Is “welding” copper possible? Absolutely. The trick is establishing the ideal joining method for your application.
Here’s a look at the different processes for welding copper, plus how your interior framing design can benefit from them.
Welding Copper: The Possibilities
1. TIG Welding
TIG welding is an option if you’re the risk-taking type.
Due to its high conductivity, the base material (copper) acts as a heat sink, so the welds need to be hot and fast. The heat associated with this process will cause that thin base to warp and change shape.
If you’re welding thin material that needs to maintain its shape, TIG welding may not be for you.
2. Silver Soldering
Silver soldering requires the least amount of heat and does not deform or discolor the base metal the way welding or brazing does.
The solder material does, however, leave a silver color at the seams. You can “pickle” these seams in an attempt to darken the color, but ultimately you won’t get as close to a color match as brazing or welding will.
3. Silicon Bronze Welding
Silicon bronze is a kind of hybrid MIG welding/brazing technique. You can use a MIG welder and gun to essentially braze the materials together. Using MIG equipment and silicon bronze welding wire makes joining copper an easier, more repeatable quality process.
The silicon bronze wire heating requirements aren’t enough to melt the copper base metal. This allows you to join thinner materials with little risk of melting or warping. You’re left with a yellowish filler material that can be polished and will have a similar color to your copper base material.
How can you put this technique into action when fabricating red metals?

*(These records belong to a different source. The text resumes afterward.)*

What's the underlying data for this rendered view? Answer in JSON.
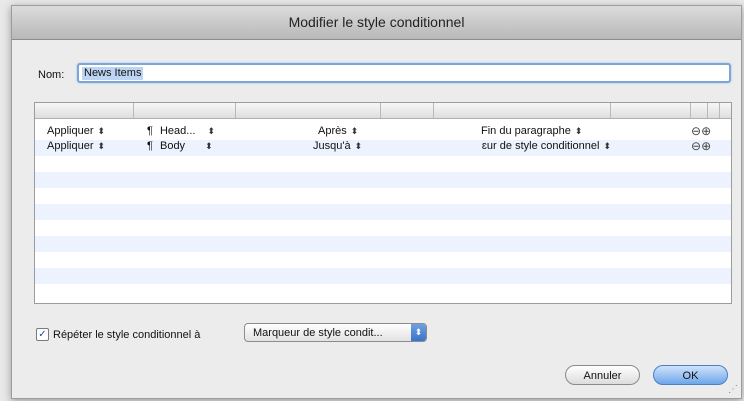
{
  "window": {
    "title": "Modifier le style conditionnel"
  },
  "name_field": {
    "label": "Nom:",
    "value": "News Items"
  },
  "table": {
    "rows": [
      {
        "action": "Appliquer",
        "style": "Head...",
        "range": "Après",
        "end": "Fin du paragraphe"
      },
      {
        "action": "Appliquer",
        "style": "Body",
        "range": "Jusqu'à",
        "end": "ɛur de style conditionnel"
      }
    ],
    "pilcrow": "¶",
    "updown": "⬍",
    "remove_glyph": "⊖",
    "add_glyph": "⊕"
  },
  "repeat": {
    "checked": true,
    "check_glyph": "✓",
    "label": "Répéter le style conditionnel à",
    "popup_value": "Marqueur de style condit...",
    "popup_arrows": "⬍"
  },
  "buttons": {
    "cancel": "Annuler",
    "ok": "OK"
  },
  "resize_glyph": "⋰",
  "colors": {
    "accent": "#3b73c9",
    "row_alt": "#edf3fe",
    "selection": "#bdd5f2"
  }
}
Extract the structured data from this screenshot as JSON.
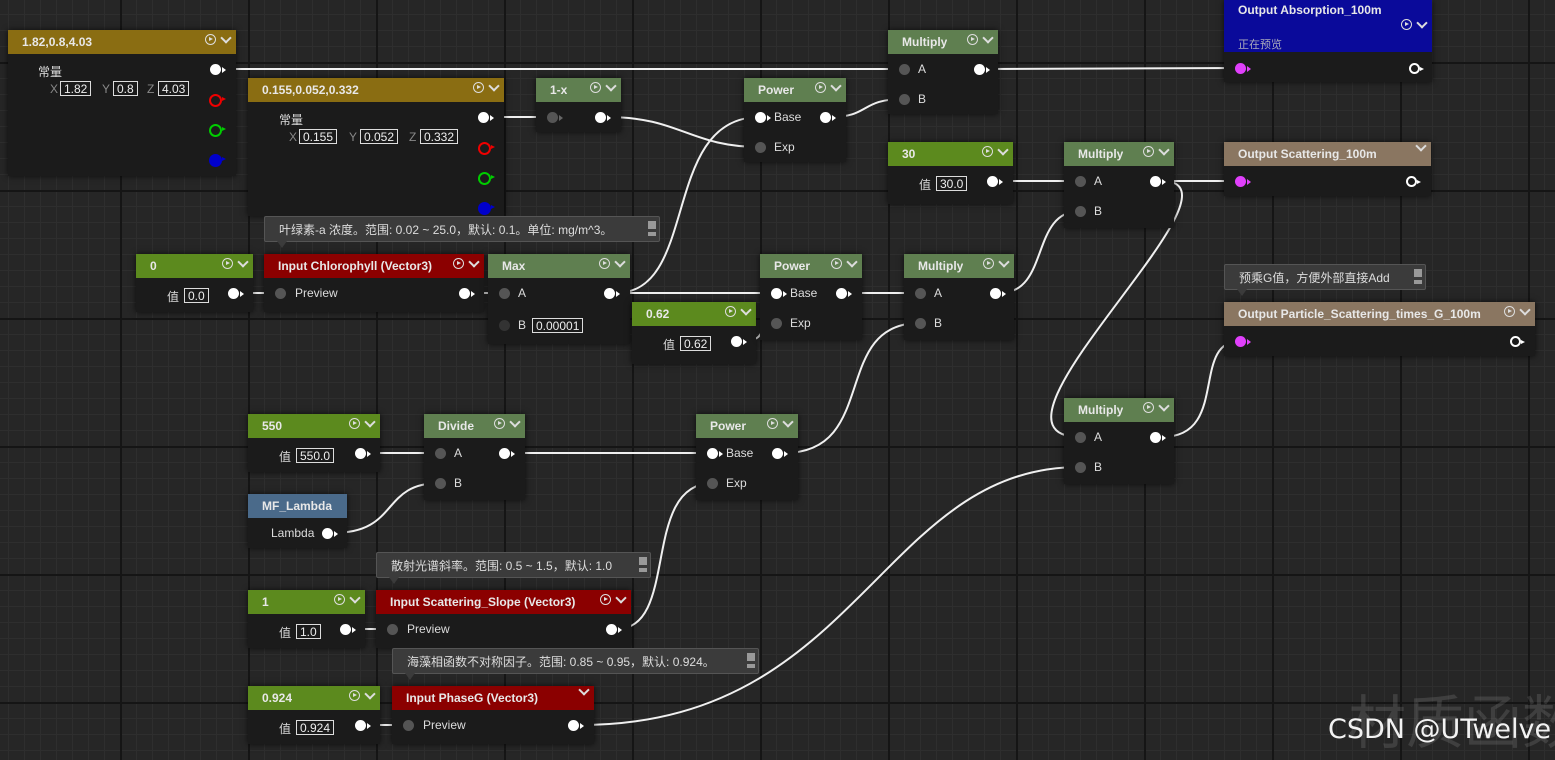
{
  "colors": {
    "constant": "#8a6d12",
    "scalar": "#5c8a1e",
    "math": "#5f7f50",
    "input": "#8b0000",
    "output_absorption": "#0a0a9a",
    "output": "#8a7661",
    "function": "#4a6a8a"
  },
  "nodes": {
    "const_a": {
      "title": "1.82,0.8,4.03",
      "label": "常量",
      "x": "1.82",
      "y": "0.8",
      "z": "4.03"
    },
    "const_b": {
      "title": "0.155,0.052,0.332",
      "label": "常量",
      "x": "0.155",
      "y": "0.052",
      "z": "0.332"
    },
    "one_minus_x": {
      "title": "1-x"
    },
    "power_1": {
      "title": "Power",
      "base": "Base",
      "exp": "Exp"
    },
    "multiply_1": {
      "title": "Multiply",
      "a": "A",
      "b": "B"
    },
    "output_absorption": {
      "title": "Output Absorption_100m",
      "status": "正在预览"
    },
    "scalar_30": {
      "title": "30",
      "label": "值",
      "value": "30.0"
    },
    "multiply_2": {
      "title": "Multiply",
      "a": "A",
      "b": "B"
    },
    "output_scattering": {
      "title": "Output Scattering_100m"
    },
    "comment_chl": "叶绿素-a 浓度。范围: 0.02 ~ 25.0，默认: 0.1。单位: mg/m^3。",
    "scalar_0": {
      "title": "0",
      "label": "值",
      "value": "0.0"
    },
    "input_chl": {
      "title": "Input Chlorophyll (Vector3)",
      "preview": "Preview"
    },
    "max": {
      "title": "Max",
      "a": "A",
      "b": "B",
      "b_value": "0.00001"
    },
    "scalar_062": {
      "title": "0.62",
      "label": "值",
      "value": "0.62"
    },
    "power_2": {
      "title": "Power",
      "base": "Base",
      "exp": "Exp"
    },
    "multiply_3": {
      "title": "Multiply",
      "a": "A",
      "b": "B"
    },
    "comment_g": "预乘G值，方便外部直接Add",
    "output_particle": {
      "title": "Output Particle_Scattering_times_G_100m"
    },
    "scalar_550": {
      "title": "550",
      "label": "值",
      "value": "550.0"
    },
    "divide": {
      "title": "Divide",
      "a": "A",
      "b": "B"
    },
    "power_3": {
      "title": "Power",
      "base": "Base",
      "exp": "Exp"
    },
    "multiply_4": {
      "title": "Multiply",
      "a": "A",
      "b": "B"
    },
    "mf_lambda": {
      "title": "MF_Lambda",
      "output": "Lambda"
    },
    "comment_slope": "散射光谱斜率。范围: 0.5 ~ 1.5，默认: 1.0",
    "scalar_1": {
      "title": "1",
      "label": "值",
      "value": "1.0"
    },
    "input_slope": {
      "title": "Input Scattering_Slope (Vector3)",
      "preview": "Preview"
    },
    "comment_phase": "海藻相函数不对称因子。范围: 0.85 ~ 0.95，默认: 0.924。",
    "scalar_0924": {
      "title": "0.924",
      "label": "值",
      "value": "0.924"
    },
    "input_phase": {
      "title": "Input PhaseG (Vector3)",
      "preview": "Preview"
    }
  },
  "watermark": "材质函数",
  "csdn_watermark": "CSDN @UTwelve"
}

Think of a Dahlstrom corner base moulding made of copper. When that corner joint has to happen, we can use silicon bronze to make it a clean, smooth joint between two mitered pieces at the factory. This option makes field work simple by limiting cuts to straight ones only.
You can improve your door casing design in a similar way. See how the piece would be attached? You’re basically making a picture frame out of the copper casing and cladding a flush metal door frame. Again, Dahlstrom would use a silicon bronze welding technique to do this.
4. BrazingBrazing is popular in jewelry making because it doesn’t melt the base metal and there are new filler wire materials available to match the metals and their colors. These wires require higher heat than a lower-temp silver solder but offer a better color match to the base metal.
Most soldering is done at temperatures ranging from 350-600 degrees F. Copper brazing is performed around 1,100-1,500 F.
Your Application, Your Look
The end use of the item you want welded greatly impacts the joining method you should choose. Experimenting with the soldering and brazing techniques perfected by jewelry makers can produce some beautiful looks and seamless joints for high-end metal moulding installation and furniture accent projects.
When you cut metal, the resulting ends can be sharp. That tends to scare installers away. The idea is that you find a crafty manufacturer who will pre-miter and pre-weld your pieces. By smoothing out these corners in the factory, you’ll avoid having a dangerously sharp edge where the two points meet. Remember also that Dahlstrom Architectural Mouldings’ optional pre-fabricated 90-degree joints can use any of our metal mouldings in not only copper, but brass and bronze as well.
As always with metal design components, let’s be creative, and let’s work with installation-ready accents!
Architects are often frustrated when they see a finished installation of trim mouldings that have unsightly gaps. But what if you were able to get pre-fabricated outside corners and coped inside corners directly from the factory? This is possible with a soon-to-be launched metal trim package.